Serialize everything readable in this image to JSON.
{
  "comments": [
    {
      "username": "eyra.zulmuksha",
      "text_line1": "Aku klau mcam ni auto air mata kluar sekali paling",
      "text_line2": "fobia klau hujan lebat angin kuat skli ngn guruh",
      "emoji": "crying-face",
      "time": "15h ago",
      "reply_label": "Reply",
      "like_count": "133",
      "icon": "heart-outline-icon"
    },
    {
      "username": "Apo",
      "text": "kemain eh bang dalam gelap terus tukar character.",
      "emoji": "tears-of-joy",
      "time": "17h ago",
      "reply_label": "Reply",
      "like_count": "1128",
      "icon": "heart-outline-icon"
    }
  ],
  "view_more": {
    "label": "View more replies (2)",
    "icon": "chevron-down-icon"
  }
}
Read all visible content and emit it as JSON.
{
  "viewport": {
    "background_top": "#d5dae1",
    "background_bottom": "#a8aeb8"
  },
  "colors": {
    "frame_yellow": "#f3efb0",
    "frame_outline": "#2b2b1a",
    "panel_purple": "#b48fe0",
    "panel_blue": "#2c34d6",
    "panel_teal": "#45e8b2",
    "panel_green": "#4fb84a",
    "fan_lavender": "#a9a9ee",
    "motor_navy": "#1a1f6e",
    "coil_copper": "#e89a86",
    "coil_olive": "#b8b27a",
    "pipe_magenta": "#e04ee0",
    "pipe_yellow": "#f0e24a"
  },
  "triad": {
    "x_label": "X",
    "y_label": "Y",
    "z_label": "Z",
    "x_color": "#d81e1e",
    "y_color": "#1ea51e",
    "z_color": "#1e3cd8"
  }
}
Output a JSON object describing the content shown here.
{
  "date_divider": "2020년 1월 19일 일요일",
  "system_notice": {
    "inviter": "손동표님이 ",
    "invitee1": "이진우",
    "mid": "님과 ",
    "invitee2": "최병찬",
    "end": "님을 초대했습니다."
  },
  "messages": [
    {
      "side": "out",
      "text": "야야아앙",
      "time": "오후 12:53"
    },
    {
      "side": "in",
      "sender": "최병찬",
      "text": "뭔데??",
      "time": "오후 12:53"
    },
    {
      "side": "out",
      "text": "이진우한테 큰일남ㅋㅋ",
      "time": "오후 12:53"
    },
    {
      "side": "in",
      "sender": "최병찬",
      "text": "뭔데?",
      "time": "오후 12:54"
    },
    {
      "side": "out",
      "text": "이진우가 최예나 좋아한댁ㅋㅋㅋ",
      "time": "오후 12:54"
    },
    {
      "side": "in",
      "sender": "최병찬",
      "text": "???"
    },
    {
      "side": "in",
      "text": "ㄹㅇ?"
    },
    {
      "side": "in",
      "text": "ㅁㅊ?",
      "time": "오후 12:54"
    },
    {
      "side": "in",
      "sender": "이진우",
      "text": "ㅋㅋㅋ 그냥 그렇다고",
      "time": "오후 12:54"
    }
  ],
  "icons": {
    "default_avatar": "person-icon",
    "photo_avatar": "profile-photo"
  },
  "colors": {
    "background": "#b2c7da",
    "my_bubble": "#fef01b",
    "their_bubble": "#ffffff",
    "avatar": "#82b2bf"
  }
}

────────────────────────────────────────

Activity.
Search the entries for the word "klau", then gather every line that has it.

Answer to the problem.
      "text_line1": "Aku klau mcam ni auto air mata kluar sekali paling",
      "text_line2": "fobia klau hujan lebat angin kuat skli ngn guruh",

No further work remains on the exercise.